■ PROBLEM DESCRIPTION ■
Start to finish, write out the entries exactly, leaving the pictures aside.

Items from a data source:
***

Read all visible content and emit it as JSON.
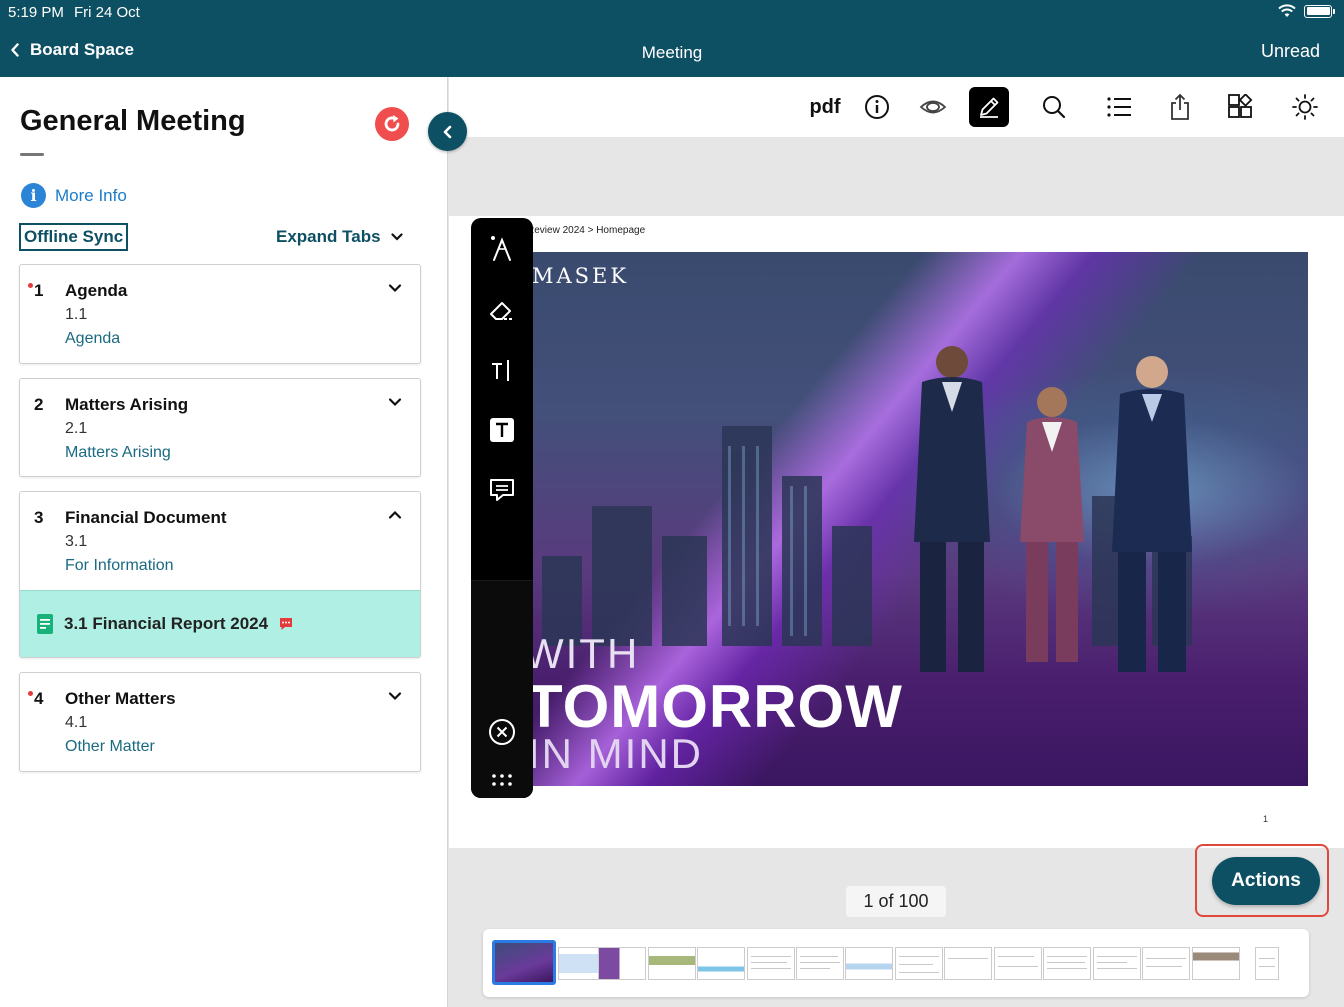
{
  "status_bar": {
    "time": "5:19 PM",
    "date": "Fri 24 Oct"
  },
  "nav": {
    "back_label": "Board Space",
    "title": "Meeting",
    "right_action": "Unread"
  },
  "sidebar": {
    "title": "General Meeting",
    "more_info": "More Info",
    "offline_sync": "Offline Sync",
    "expand_tabs": "Expand Tabs",
    "agenda": [
      {
        "number": "1",
        "title": "Agenda",
        "sub_number": "1.1",
        "link": "Agenda",
        "unread_dot": true,
        "expanded": false
      },
      {
        "number": "2",
        "title": "Matters Arising",
        "sub_number": "2.1",
        "link": "Matters Arising",
        "unread_dot": false,
        "expanded": false
      },
      {
        "number": "3",
        "title": "Financial Document",
        "sub_number": "3.1",
        "link": "For Information",
        "unread_dot": false,
        "expanded": true,
        "document": {
          "label": "3.1 Financial Report 2024",
          "icon": "document-icon",
          "badge_icon": "comment-icon"
        }
      },
      {
        "number": "4",
        "title": "Other Matters",
        "sub_number": "4.1",
        "link": "Other Matter",
        "unread_dot": true,
        "expanded": false
      }
    ]
  },
  "toolbar": {
    "pdf_label": "pdf",
    "icons": [
      "info-icon",
      "eye-icon",
      "pen-edit-icon",
      "search-icon",
      "list-icon",
      "share-icon",
      "apps-icon",
      "brightness-icon"
    ],
    "active": "pen-edit-icon"
  },
  "document": {
    "breadcrumb": "Review 2024 > Homepage",
    "brand": "MASEK",
    "hero_line1": "WITH",
    "hero_line2": "TOMORROW",
    "hero_line3": "IN MIND",
    "page_number": "1"
  },
  "annotation_tools": [
    "pen-tool-icon",
    "eraser-icon",
    "text-cursor-icon",
    "text-box-icon",
    "comment-icon",
    "close-circle-icon",
    "more-dots-icon"
  ],
  "page_counter": "1 of 100",
  "actions_label": "Actions",
  "colors": {
    "primary": "#0e5063",
    "link": "#1b7cc9",
    "selected_doc_bg": "#b0f0e4",
    "alert": "#e53b3b",
    "highlight_frame": "#e0483c"
  }
}
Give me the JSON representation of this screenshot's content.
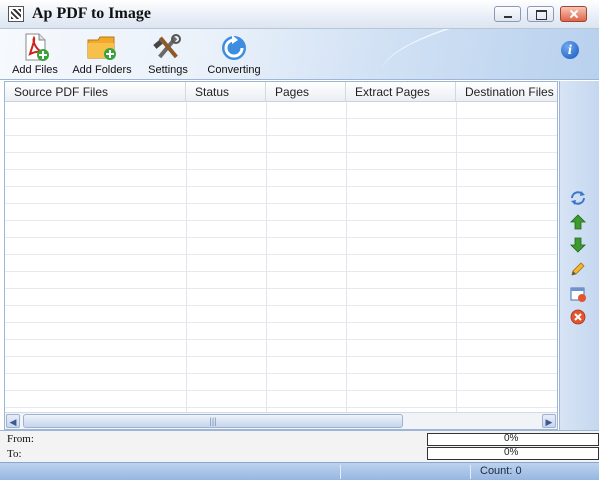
{
  "window": {
    "title": "Ap PDF to Image"
  },
  "toolbar": {
    "items": [
      {
        "label": "Add Files",
        "icon": "pdf-add-icon"
      },
      {
        "label": "Add Folders",
        "icon": "folder-add-icon"
      },
      {
        "label": "Settings",
        "icon": "tools-icon"
      },
      {
        "label": "Converting",
        "icon": "refresh-icon"
      }
    ],
    "info_icon": "info-icon"
  },
  "file_list": {
    "columns": [
      "Source PDF Files",
      "Status",
      "Pages",
      "Extract Pages",
      "Destination Files"
    ],
    "rows": []
  },
  "side_actions": [
    "refresh-icon",
    "move-up-icon",
    "move-down-icon",
    "edit-icon",
    "clear-icon",
    "delete-icon"
  ],
  "progress": {
    "from_label": "From:",
    "to_label": "To:",
    "from_percent": "0%",
    "to_percent": "0%",
    "from_value": 0.0,
    "to_value": 0.0
  },
  "status": {
    "count_text": "Count: 0"
  },
  "colors": {
    "accent": "#1657bf",
    "toolbar_edge": "#b8d1ee",
    "statusbar": "#97b6e0"
  }
}
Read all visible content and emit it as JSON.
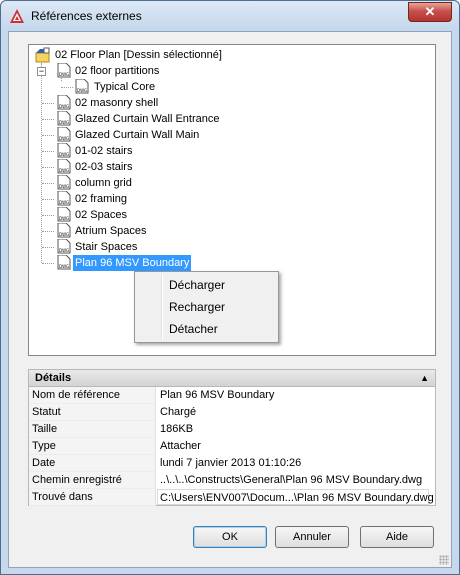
{
  "window": {
    "title": "Références externes",
    "close_label": "✕"
  },
  "tree": {
    "root": {
      "label": "02 Floor Plan [Dessin sélectionné]"
    },
    "items": [
      {
        "label": "02 floor partitions",
        "expanded": true
      },
      {
        "label": "Typical Core",
        "child": true
      },
      {
        "label": "02 masonry shell"
      },
      {
        "label": "Glazed Curtain Wall Entrance"
      },
      {
        "label": "Glazed Curtain Wall Main"
      },
      {
        "label": "01-02 stairs"
      },
      {
        "label": "02-03 stairs"
      },
      {
        "label": "column grid"
      },
      {
        "label": "02 framing"
      },
      {
        "label": "02 Spaces"
      },
      {
        "label": "Atrium Spaces"
      },
      {
        "label": "Stair Spaces"
      },
      {
        "label": "Plan 96 MSV Boundary",
        "selected": true
      }
    ],
    "icon_text": "DWG"
  },
  "context_menu": {
    "items": [
      "Décharger",
      "Recharger",
      "Détacher"
    ]
  },
  "details": {
    "title": "Détails",
    "collapse_icon": "▲",
    "rows": [
      {
        "key": "Nom de référence",
        "value": "Plan 96 MSV Boundary"
      },
      {
        "key": "Statut",
        "value": "Chargé"
      },
      {
        "key": "Taille",
        "value": "186KB"
      },
      {
        "key": "Type",
        "value": "Attacher"
      },
      {
        "key": "Date",
        "value": "lundi 7 janvier 2013  01:10:26"
      },
      {
        "key": "Chemin enregistré",
        "value": "..\\..\\..\\Constructs\\General\\Plan 96 MSV Boundary.dwg"
      },
      {
        "key": "Trouvé dans",
        "value": "C:\\Users\\ENV007\\Docum...\\Plan 96 MSV Boundary.dwg"
      }
    ]
  },
  "buttons": {
    "ok": "OK",
    "cancel": "Annuler",
    "help": "Aide"
  },
  "colors": {
    "selection": "#3399ff",
    "accent": "#c75050"
  }
}
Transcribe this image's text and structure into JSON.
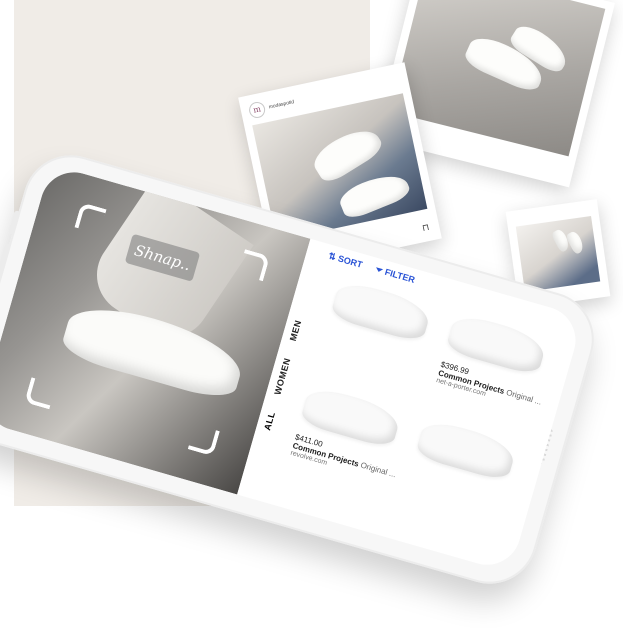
{
  "app": {
    "logo_text": "Shnap.."
  },
  "filters": {
    "tabs": [
      {
        "label": "ALL",
        "active": true
      },
      {
        "label": "WOMEN",
        "active": false
      },
      {
        "label": "MEN",
        "active": false
      }
    ],
    "sort_label": "SORT",
    "filter_label": "FILTER",
    "sort_icon": "sort-arrows-icon",
    "filter_icon": "filter-funnel-icon"
  },
  "products": [
    {
      "price": "$396.99",
      "name": "Common Projects",
      "name_suffix": "Original ...",
      "store": "net-a-porter.com"
    },
    {
      "price": "$411.00",
      "name": "Common Projects",
      "name_suffix": "Original ...",
      "store": "revolve.com"
    }
  ],
  "social_cards": [
    {
      "avatar_letter": "m",
      "username": "modaspotid"
    }
  ],
  "colors": {
    "accent": "#2a54d6",
    "background_panel": "#f0ece7"
  }
}
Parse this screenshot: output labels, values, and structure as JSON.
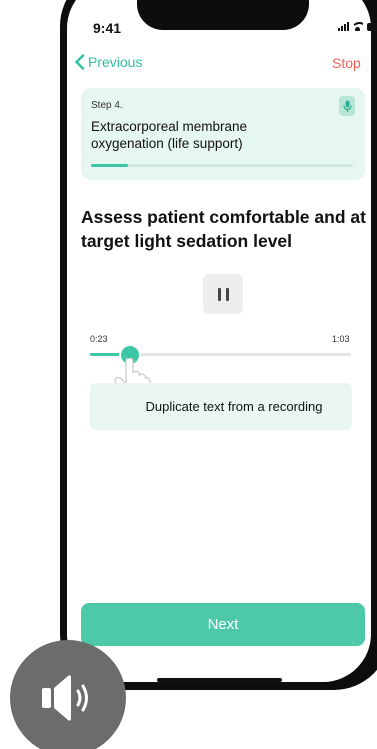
{
  "status_bar": {
    "time": "9:41"
  },
  "nav": {
    "previous_label": "Previous",
    "stop_label": "Stop"
  },
  "step": {
    "number_label": "Step 4.",
    "title": "Extracorporeal membrane oxygenation (life support)",
    "progress": 0.14
  },
  "instruction": "Assess patient comfortable and at target light sedation level",
  "player": {
    "current_time": "0:23",
    "total_time": "1:03",
    "progress": 0.15,
    "state": "playing"
  },
  "duplicate_text_label": "Duplicate text from a recording",
  "next_label": "Next",
  "colors": {
    "accent": "#3ec7a7",
    "stop": "#f0605a",
    "card_bg": "#e6f6f1",
    "next_button": "#4dc9a9"
  },
  "icons": [
    "chevron-left-icon",
    "microphone-icon",
    "pause-icon",
    "hand-pointer-icon",
    "speaker-icon",
    "signal-icon",
    "wifi-icon",
    "battery-icon"
  ]
}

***

■ SOLUTION FOR THIS EXERCISE ■
Read all visible content and emit it as JSON.
{
  "status_bar": {
    "time": "5:19 PM",
    "date": "Fri 24 Oct"
  },
  "nav": {
    "back_label": "Board Space",
    "title": "Meeting",
    "right_action": "Unread"
  },
  "sidebar": {
    "title": "General Meeting",
    "more_info": "More Info",
    "offline_sync": "Offline Sync",
    "expand_tabs": "Expand Tabs",
    "agenda": [
      {
        "number": "1",
        "title": "Agenda",
        "sub_number": "1.1",
        "link": "Agenda",
        "unread_dot": true,
        "expanded": false
      },
      {
        "number": "2",
        "title": "Matters Arising",
        "sub_number": "2.1",
        "link": "Matters Arising",
        "unread_dot": false,
        "expanded": false
      },
      {
        "number": "3",
        "title": "Financial Document",
        "sub_number": "3.1",
        "link": "For Information",
        "unread_dot": false,
        "expanded": true,
        "document": {
          "label": "3.1 Financial Report 2024",
          "icon": "document-icon",
          "badge_icon": "comment-icon"
        }
      },
      {
        "number": "4",
        "title": "Other Matters",
        "sub_number": "4.1",
        "link": "Other Matter",
        "unread_dot": true,
        "expanded": false
      }
    ]
  },
  "toolbar": {
    "pdf_label": "pdf",
    "icons": [
      "info-icon",
      "eye-icon",
      "pen-edit-icon",
      "search-icon",
      "list-icon",
      "share-icon",
      "apps-icon",
      "brightness-icon"
    ],
    "active": "pen-edit-icon"
  },
  "document": {
    "breadcrumb": "Review 2024 > Homepage",
    "brand": "MASEK",
    "hero_line1": "WITH",
    "hero_line2": "TOMORROW",
    "hero_line3": "IN MIND",
    "page_number": "1"
  },
  "annotation_tools": [
    "pen-tool-icon",
    "eraser-icon",
    "text-cursor-icon",
    "text-box-icon",
    "comment-icon",
    "close-circle-icon",
    "more-dots-icon"
  ],
  "page_counter": "1 of 100",
  "actions_label": "Actions",
  "colors": {
    "primary": "#0e5063",
    "link": "#1b7cc9",
    "selected_doc_bg": "#b0f0e4",
    "alert": "#e53b3b",
    "highlight_frame": "#e0483c"
  }
}
Give me the JSON representation of this screenshot's content.
{
  "window": {
    "title": "Ap PDF to Image"
  },
  "toolbar": {
    "items": [
      {
        "label": "Add Files",
        "icon": "pdf-add-icon"
      },
      {
        "label": "Add Folders",
        "icon": "folder-add-icon"
      },
      {
        "label": "Settings",
        "icon": "tools-icon"
      },
      {
        "label": "Converting",
        "icon": "refresh-icon"
      }
    ],
    "info_icon": "info-icon"
  },
  "file_list": {
    "columns": [
      "Source PDF Files",
      "Status",
      "Pages",
      "Extract Pages",
      "Destination Files"
    ],
    "rows": []
  },
  "side_actions": [
    "refresh-icon",
    "move-up-icon",
    "move-down-icon",
    "edit-icon",
    "clear-icon",
    "delete-icon"
  ],
  "progress": {
    "from_label": "From:",
    "to_label": "To:",
    "from_percent": "0%",
    "to_percent": "0%",
    "from_value": 0.0,
    "to_value": 0.0
  },
  "status": {
    "count_text": "Count: 0"
  },
  "colors": {
    "accent": "#1657bf",
    "toolbar_edge": "#b8d1ee",
    "statusbar": "#97b6e0"
  }
}
Read all visible content and emit it as JSON.
{
  "window": {
    "title": "Références externes",
    "close_label": "✕"
  },
  "tree": {
    "root": {
      "label": "02 Floor Plan [Dessin sélectionné]"
    },
    "items": [
      {
        "label": "02 floor partitions",
        "expanded": true
      },
      {
        "label": "Typical Core",
        "child": true
      },
      {
        "label": "02 masonry shell"
      },
      {
        "label": "Glazed Curtain Wall Entrance"
      },
      {
        "label": "Glazed Curtain Wall Main"
      },
      {
        "label": "01-02 stairs"
      },
      {
        "label": "02-03 stairs"
      },
      {
        "label": "column grid"
      },
      {
        "label": "02 framing"
      },
      {
        "label": "02 Spaces"
      },
      {
        "label": "Atrium Spaces"
      },
      {
        "label": "Stair Spaces"
      },
      {
        "label": "Plan 96 MSV Boundary",
        "selected": true
      }
    ],
    "icon_text": "DWG"
  },
  "context_menu": {
    "items": [
      "Décharger",
      "Recharger",
      "Détacher"
    ]
  },
  "details": {
    "title": "Détails",
    "collapse_icon": "▲",
    "rows": [
      {
        "key": "Nom de référence",
        "value": "Plan 96 MSV Boundary"
      },
      {
        "key": "Statut",
        "value": "Chargé"
      },
      {
        "key": "Taille",
        "value": "186KB"
      },
      {
        "key": "Type",
        "value": "Attacher"
      },
      {
        "key": "Date",
        "value": "lundi 7 janvier 2013  01:10:26"
      },
      {
        "key": "Chemin enregistré",
        "value": "..\\..\\..\\Constructs\\General\\Plan 96 MSV Boundary.dwg"
      },
      {
        "key": "Trouvé dans",
        "value": "C:\\Users\\ENV007\\Docum...\\Plan 96 MSV Boundary.dwg"
      }
    ]
  },
  "buttons": {
    "ok": "OK",
    "cancel": "Annuler",
    "help": "Aide"
  },
  "colors": {
    "selection": "#3399ff",
    "accent": "#c75050"
  }
}
Transcribe this image's text and structure into JSON.
{
  "app": {
    "logo_text": "Shnap.."
  },
  "filters": {
    "tabs": [
      {
        "label": "ALL",
        "active": true
      },
      {
        "label": "WOMEN",
        "active": false
      },
      {
        "label": "MEN",
        "active": false
      }
    ],
    "sort_label": "SORT",
    "filter_label": "FILTER",
    "sort_icon": "sort-arrows-icon",
    "filter_icon": "filter-funnel-icon"
  },
  "products": [
    {
      "price": "$396.99",
      "name": "Common Projects",
      "name_suffix": "Original ...",
      "store": "net-a-porter.com"
    },
    {
      "price": "$411.00",
      "name": "Common Projects",
      "name_suffix": "Original ...",
      "store": "revolve.com"
    }
  ],
  "social_cards": [
    {
      "avatar_letter": "m",
      "username": "modaspotid"
    }
  ],
  "colors": {
    "accent": "#2a54d6",
    "background_panel": "#f0ece7"
  }
}
Parse this screenshot: output labels, values, and structure as JSON.
{
  "status_bar": {
    "time": "9:41"
  },
  "nav": {
    "previous_label": "Previous",
    "stop_label": "Stop"
  },
  "step": {
    "number_label": "Step 4.",
    "title": "Extracorporeal membrane oxygenation (life support)",
    "progress": 0.14
  },
  "instruction": "Assess patient comfortable and at target light sedation level",
  "player": {
    "current_time": "0:23",
    "total_time": "1:03",
    "progress": 0.15,
    "state": "playing"
  },
  "duplicate_text_label": "Duplicate text from a recording",
  "next_label": "Next",
  "colors": {
    "accent": "#3ec7a7",
    "stop": "#f0605a",
    "card_bg": "#e6f6f1",
    "next_button": "#4dc9a9"
  },
  "icons": [
    "chevron-left-icon",
    "microphone-icon",
    "pause-icon",
    "hand-pointer-icon",
    "speaker-icon",
    "signal-icon",
    "wifi-icon",
    "battery-icon"
  ]
}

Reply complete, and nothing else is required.